Signs that consolidation may have occurred include:
-Expansion of the thorax on inspiration is reduced on the affected side
-Vocal fremitus is increased on the side with consolidation
-Percussion is dull in affected area
-Breath sounds are bronchial
-Possible medium, late, or pan-inspiratory crackles
-Vocal resonance is increased. Here, the patient's voice (or whisper, as in whispered pectoriloquy) can be heard more clearly when there is consolidation, as opposed to in the healthy lung where speech sounds muffled.
-A pleural rub may be present.
-A lower Pa02
Typically, an area of white lung is seen on a standard X-ray. Consolidated tissue is more radio-opaque than normally aerated lung parenchyma, so that it is clearly demonstrable in radiography and on CT scans. Consolidation is often a middle-to-late stage feature/complication in pulmonary infections.
Of the given choices, infection with gonorrhea is the only option that is NOT a factor for erectile dysfunction.
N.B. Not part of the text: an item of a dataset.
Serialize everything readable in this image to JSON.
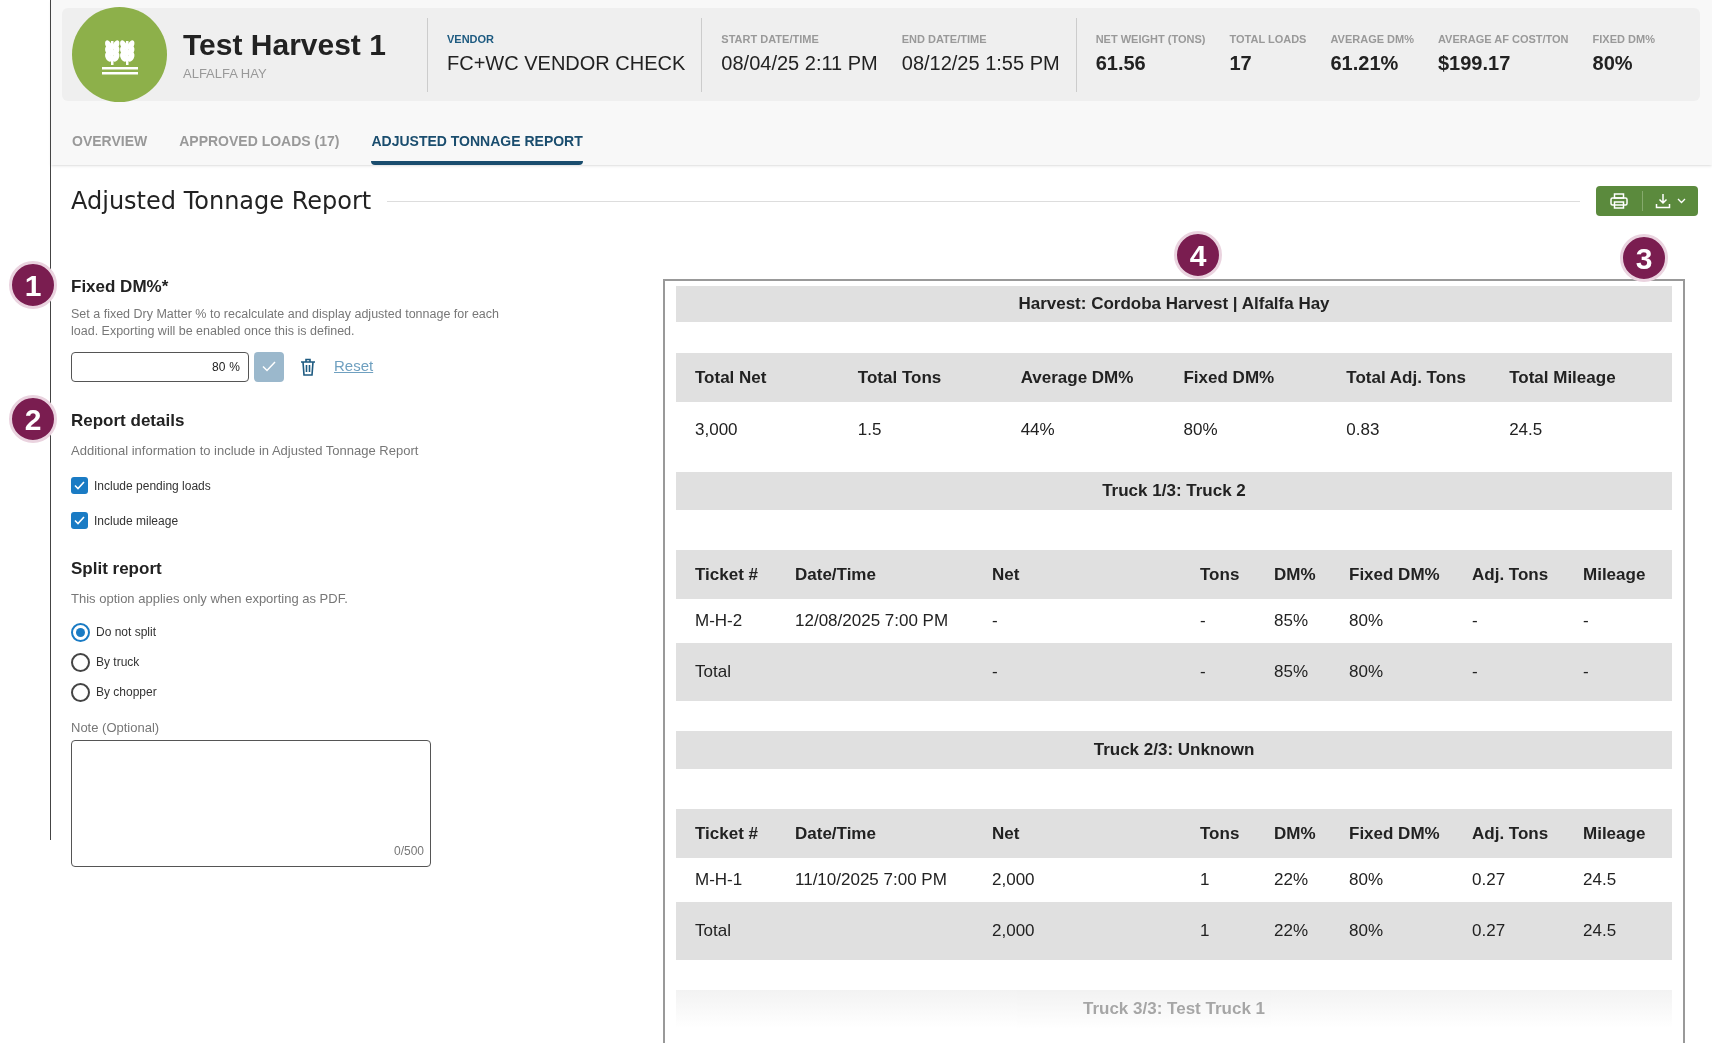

Advanced age, BG elevation and HTN are all r/t ED.
Other risk factors: hyperlipidemia, thyroid issues, neuro issues, substance abuse, certain meds (anti-hypertensives, psych meds, neuro meds, antihistamines, illicit drugs)